* Exercise prompt
The reply should consist of every entry, repeated exactly.
[[ Data under study open ]]
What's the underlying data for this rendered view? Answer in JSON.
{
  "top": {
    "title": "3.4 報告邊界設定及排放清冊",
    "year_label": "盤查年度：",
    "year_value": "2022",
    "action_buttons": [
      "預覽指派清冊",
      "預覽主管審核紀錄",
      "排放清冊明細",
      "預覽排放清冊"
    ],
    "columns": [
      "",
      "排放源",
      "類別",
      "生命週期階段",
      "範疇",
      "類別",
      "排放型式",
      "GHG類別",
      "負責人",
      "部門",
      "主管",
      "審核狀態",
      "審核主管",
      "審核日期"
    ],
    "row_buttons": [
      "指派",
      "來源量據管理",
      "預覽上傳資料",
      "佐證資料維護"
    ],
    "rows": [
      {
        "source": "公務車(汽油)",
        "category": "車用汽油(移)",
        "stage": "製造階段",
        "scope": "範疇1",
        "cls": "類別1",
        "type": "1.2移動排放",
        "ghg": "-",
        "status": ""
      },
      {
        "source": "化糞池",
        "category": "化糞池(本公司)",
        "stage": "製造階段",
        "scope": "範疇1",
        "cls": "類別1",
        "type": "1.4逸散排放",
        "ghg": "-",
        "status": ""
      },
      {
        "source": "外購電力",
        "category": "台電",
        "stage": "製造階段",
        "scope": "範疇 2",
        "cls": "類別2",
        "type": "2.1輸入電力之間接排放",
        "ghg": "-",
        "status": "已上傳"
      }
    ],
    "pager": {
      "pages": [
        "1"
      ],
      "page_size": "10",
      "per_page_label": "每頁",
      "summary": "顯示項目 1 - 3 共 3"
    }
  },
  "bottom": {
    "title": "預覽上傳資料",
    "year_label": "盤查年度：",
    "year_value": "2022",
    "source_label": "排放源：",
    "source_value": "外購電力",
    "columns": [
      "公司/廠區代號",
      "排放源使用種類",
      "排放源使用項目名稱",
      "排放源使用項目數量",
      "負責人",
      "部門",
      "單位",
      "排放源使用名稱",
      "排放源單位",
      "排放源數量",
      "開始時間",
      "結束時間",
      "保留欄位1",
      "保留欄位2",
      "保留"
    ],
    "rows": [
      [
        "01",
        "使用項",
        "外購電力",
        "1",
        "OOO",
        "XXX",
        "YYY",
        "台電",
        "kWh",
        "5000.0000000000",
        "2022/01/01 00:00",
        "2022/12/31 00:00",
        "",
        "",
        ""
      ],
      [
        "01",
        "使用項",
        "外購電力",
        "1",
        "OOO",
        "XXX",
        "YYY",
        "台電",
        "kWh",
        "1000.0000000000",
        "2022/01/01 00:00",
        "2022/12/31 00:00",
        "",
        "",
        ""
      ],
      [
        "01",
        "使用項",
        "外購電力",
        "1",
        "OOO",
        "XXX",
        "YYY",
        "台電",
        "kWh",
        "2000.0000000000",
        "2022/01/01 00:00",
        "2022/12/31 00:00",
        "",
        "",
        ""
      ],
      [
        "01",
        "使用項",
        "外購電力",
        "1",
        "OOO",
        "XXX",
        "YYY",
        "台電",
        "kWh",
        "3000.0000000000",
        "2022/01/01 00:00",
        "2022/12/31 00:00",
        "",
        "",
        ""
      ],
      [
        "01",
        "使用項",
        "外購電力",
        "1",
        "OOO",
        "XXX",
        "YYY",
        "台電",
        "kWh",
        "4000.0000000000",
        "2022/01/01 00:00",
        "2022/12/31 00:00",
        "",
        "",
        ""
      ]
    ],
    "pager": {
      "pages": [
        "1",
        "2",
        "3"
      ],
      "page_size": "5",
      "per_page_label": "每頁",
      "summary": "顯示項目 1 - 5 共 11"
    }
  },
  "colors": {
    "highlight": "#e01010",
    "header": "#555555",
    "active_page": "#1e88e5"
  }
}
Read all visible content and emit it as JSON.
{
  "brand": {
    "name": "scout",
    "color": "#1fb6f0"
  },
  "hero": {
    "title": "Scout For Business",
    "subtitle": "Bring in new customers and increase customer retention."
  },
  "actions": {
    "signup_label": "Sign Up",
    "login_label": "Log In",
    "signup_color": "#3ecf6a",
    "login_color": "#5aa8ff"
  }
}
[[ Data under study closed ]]
* Answer to this task
What's the underlying data for this rendered view? Answer in JSON.
{
  "top": {
    "title": "3.4 報告邊界設定及排放清冊",
    "year_label": "盤查年度：",
    "year_value": "2022",
    "action_buttons": [
      "預覽指派清冊",
      "預覽主管審核紀錄",
      "排放清冊明細",
      "預覽排放清冊"
    ],
    "columns": [
      "",
      "排放源",
      "類別",
      "生命週期階段",
      "範疇",
      "類別",
      "排放型式",
      "GHG類別",
      "負責人",
      "部門",
      "主管",
      "審核狀態",
      "審核主管",
      "審核日期"
    ],
    "row_buttons": [
      "指派",
      "來源量據管理",
      "預覽上傳資料",
      "佐證資料維護"
    ],
    "rows": [
      {
        "source": "公務車(汽油)",
        "category": "車用汽油(移)",
        "stage": "製造階段",
        "scope": "範疇1",
        "cls": "類別1",
        "type": "1.2移動排放",
        "ghg": "-",
        "status": ""
      },
      {
        "source": "化糞池",
        "category": "化糞池(本公司)",
        "stage": "製造階段",
        "scope": "範疇1",
        "cls": "類別1",
        "type": "1.4逸散排放",
        "ghg": "-",
        "status": ""
      },
      {
        "source": "外購電力",
        "category": "台電",
        "stage": "製造階段",
        "scope": "範疇 2",
        "cls": "類別2",
        "type": "2.1輸入電力之間接排放",
        "ghg": "-",
        "status": "已上傳"
      }
    ],
    "pager": {
      "pages": [
        "1"
      ],
      "page_size": "10",
      "per_page_label": "每頁",
      "summary": "顯示項目 1 - 3 共 3"
    }
  },
  "bottom": {
    "title": "預覽上傳資料",
    "year_label": "盤查年度：",
    "year_value": "2022",
    "source_label": "排放源：",
    "source_value": "外購電力",
    "columns": [
      "公司/廠區代號",
      "排放源使用種類",
      "排放源使用項目名稱",
      "排放源使用項目數量",
      "負責人",
      "部門",
      "單位",
      "排放源使用名稱",
      "排放源單位",
      "排放源數量",
      "開始時間",
      "結束時間",
      "保留欄位1",
      "保留欄位2",
      "保留"
    ],
    "rows": [
      [
        "01",
        "使用項",
        "外購電力",
        "1",
        "OOO",
        "XXX",
        "YYY",
        "台電",
        "kWh",
        "5000.0000000000",
        "2022/01/01 00:00",
        "2022/12/31 00:00",
        "",
        "",
        ""
      ],
      [
        "01",
        "使用項",
        "外購電力",
        "1",
        "OOO",
        "XXX",
        "YYY",
        "台電",
        "kWh",
        "1000.0000000000",
        "2022/01/01 00:00",
        "2022/12/31 00:00",
        "",
        "",
        ""
      ],
      [
        "01",
        "使用項",
        "外購電力",
        "1",
        "OOO",
        "XXX",
        "YYY",
        "台電",
        "kWh",
        "2000.0000000000",
        "2022/01/01 00:00",
        "2022/12/31 00:00",
        "",
        "",
        ""
      ],
      [
        "01",
        "使用項",
        "外購電力",
        "1",
        "OOO",
        "XXX",
        "YYY",
        "台電",
        "kWh",
        "3000.0000000000",
        "2022/01/01 00:00",
        "2022/12/31 00:00",
        "",
        "",
        ""
      ],
      [
        "01",
        "使用項",
        "外購電力",
        "1",
        "OOO",
        "XXX",
        "YYY",
        "台電",
        "kWh",
        "4000.0000000000",
        "2022/01/01 00:00",
        "2022/12/31 00:00",
        "",
        "",
        ""
      ]
    ],
    "pager": {
      "pages": [
        "1",
        "2",
        "3"
      ],
      "page_size": "5",
      "per_page_label": "每頁",
      "summary": "顯示項目 1 - 5 共 11"
    }
  },
  "colors": {
    "highlight": "#e01010",
    "header": "#555555",
    "active_page": "#1e88e5"
  }
}
Read all visible content and emit it as JSON.
{
  "brand": {
    "name": "scout",
    "color": "#1fb6f0"
  },
  "hero": {
    "title": "Scout For Business",
    "subtitle": "Bring in new customers and increase customer retention."
  },
  "actions": {
    "signup_label": "Sign Up",
    "login_label": "Log In",
    "signup_color": "#3ecf6a",
    "login_color": "#5aa8ff"
  }
}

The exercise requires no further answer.